Oh, Leonardo DiCaprio, why must you make everything so complicated? He delivered a pair of fine performances, as a scrappy undercover cop in The Departed and a scrappier jewel smuggler in Blood Diamond. The Golden Globes and Broadcast Critics each nominated him twice for Best Actor, but the Oscars don’t allow multiple nods in the same acting race. Making matters even more confusing: At the time of the SAG Awards’ submissions deadline, Warner Bros. was planning a lead campaign for Diamond and a supporting push for Departed, hence his supporting nod for The Departed from that group. But most Oscar voters will consider him as a lead for both, and since The Departed has the greater overall strength, it’ll likely be the film to give DiCaprio his third nomination.
But he’s got competition. Forest Whitaker embodied Idi Amin in The Last King of Scotland with brutality and charm and has won the most critics’ prizes by far. Another sure thing is Venus‘ endearingly crusty Peter O’Toole, a seven-time past nominee (and zero-time winner) who’ll surely score a nod after receiving his honorary Oscar.
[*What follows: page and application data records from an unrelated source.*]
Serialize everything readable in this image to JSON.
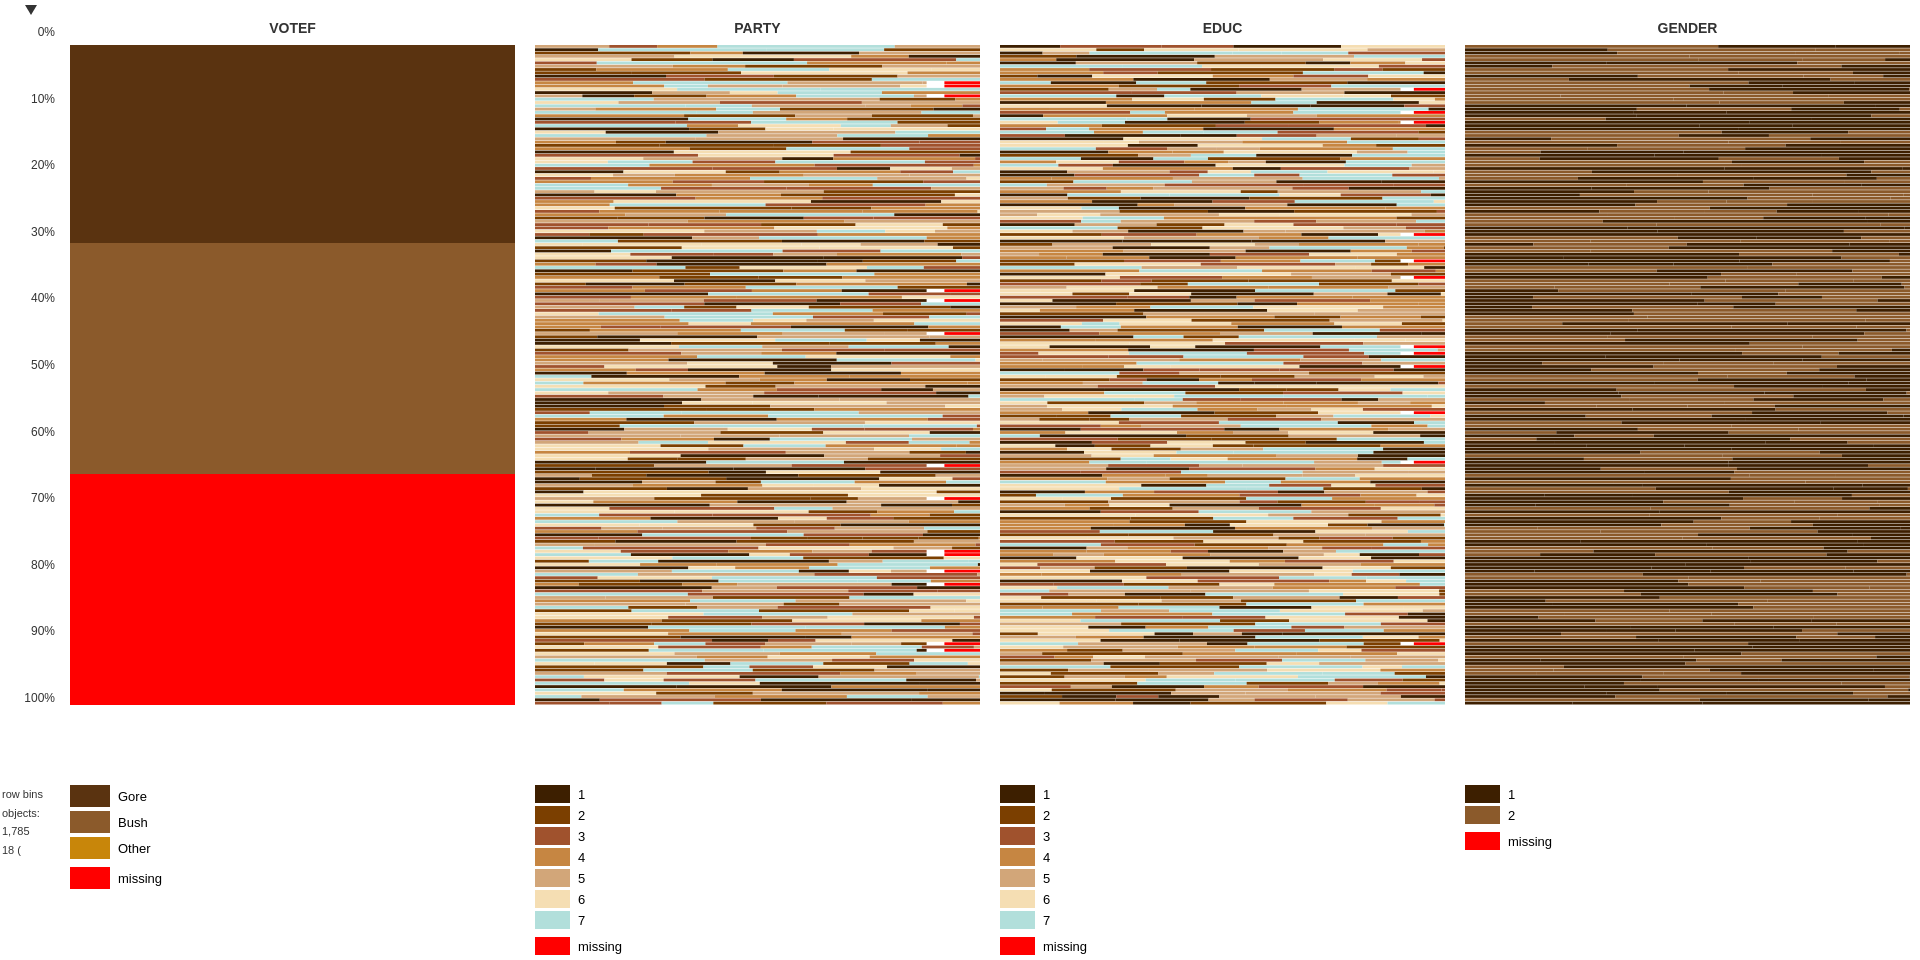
{
  "charts": {
    "titles": [
      "VOTEF",
      "PARTY",
      "EDUC",
      "GENDER"
    ],
    "yLabels": [
      "0%",
      "10%",
      "20%",
      "30%",
      "40%",
      "50%",
      "60%",
      "70%",
      "80%",
      "90%",
      "100%"
    ],
    "votef": {
      "segments": [
        {
          "color": "#5a3310",
          "heightPct": 30
        },
        {
          "color": "#8B5A2B",
          "heightPct": 35
        },
        {
          "color": "#ff0000",
          "heightPct": 35
        }
      ],
      "legend": [
        {
          "color": "#5a3310",
          "label": "Gore"
        },
        {
          "color": "#8B5A2B",
          "label": "Bush"
        },
        {
          "color": "#c8860a",
          "label": "Other"
        }
      ],
      "missingColor": "#ff0000",
      "missingLabel": "missing"
    },
    "party": {
      "colors": [
        "#3d1f00",
        "#7B3F00",
        "#A0522D",
        "#C68642",
        "#D2A679",
        "#F5DEB3",
        "#b2dfdb"
      ],
      "missingColor": "#ff0000",
      "legendLabels": [
        "1",
        "2",
        "3",
        "4",
        "5",
        "6",
        "7"
      ],
      "missingLabel": "missing"
    },
    "educ": {
      "colors": [
        "#3d1f00",
        "#7B3F00",
        "#A0522D",
        "#C68642",
        "#D2A679",
        "#F5DEB3",
        "#b2dfdb"
      ],
      "missingColor": "#ff0000",
      "legendLabels": [
        "1",
        "2",
        "3",
        "4",
        "5",
        "6",
        "7"
      ],
      "missingLabel": "missing"
    },
    "gender": {
      "colors": [
        "#3d1f00",
        "#8B5A2B"
      ],
      "missingColor": "#ff0000",
      "legendLabels": [
        "1",
        "2"
      ],
      "missingLabel": "missing"
    }
  },
  "leftInfo": {
    "rowBins": "row bins",
    "objects": "objects:",
    "count": "1,785",
    "missing": "18 ("
  }
}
And Will Smith’s reward for The Pursuit of Happyness‘ great box office, his tireless PR push, and his all-around good-guyness (oh, yeah, he’s also excellent in the film) will be his second nomination.
Strong turns that have been largely overlooked so far: Greg Kinnear was the glue holding the Hoover family together in Little Miss Sunshine, and his smart performance served the same function for the film. Edward Norton’s mannered British bacteriologist in The Painted Veil is one of his most delicate performances to date. Ken Watanabe anchored Letters From Iwo Jima with quiet strength but has gained no traction as of yet. Daniel Craig won praise for reinventing James Bond in Casino Royale, but the Academy doesn’t usually go for action. And Thank You for Smoking‘s devilish lobbyist Aaron Eckhart would have a better shot if the film weren’t 10 months old. The Academy’s weighted balloting system, which gives precedence to voters’ top choice, could help Borat‘s Sacha Baron Cohen, who’s sure to earn plenty of first-place votes. But we’re going with Half Nelson‘s Ryan Gosling, whose brilliant, measured work as a crack-addicted schoolteacher plays better on DVD in an empty living room than Borat anyway.
For Your Consideration
Cold. Emotionless. Monotone. Not the hallmarks of your typical Oscar-winning performance. Yet it’s precisely that stoicism that makes Matt Damon’s turn in The Good Shepherd so absorbing. Damon plays Edward Wilson, an American spy through whom we witness the birth of the CIA. Wilson proves to be fascinating but unknowable, even as the secrets of a nation — and a cryptic heart — flicker across his face.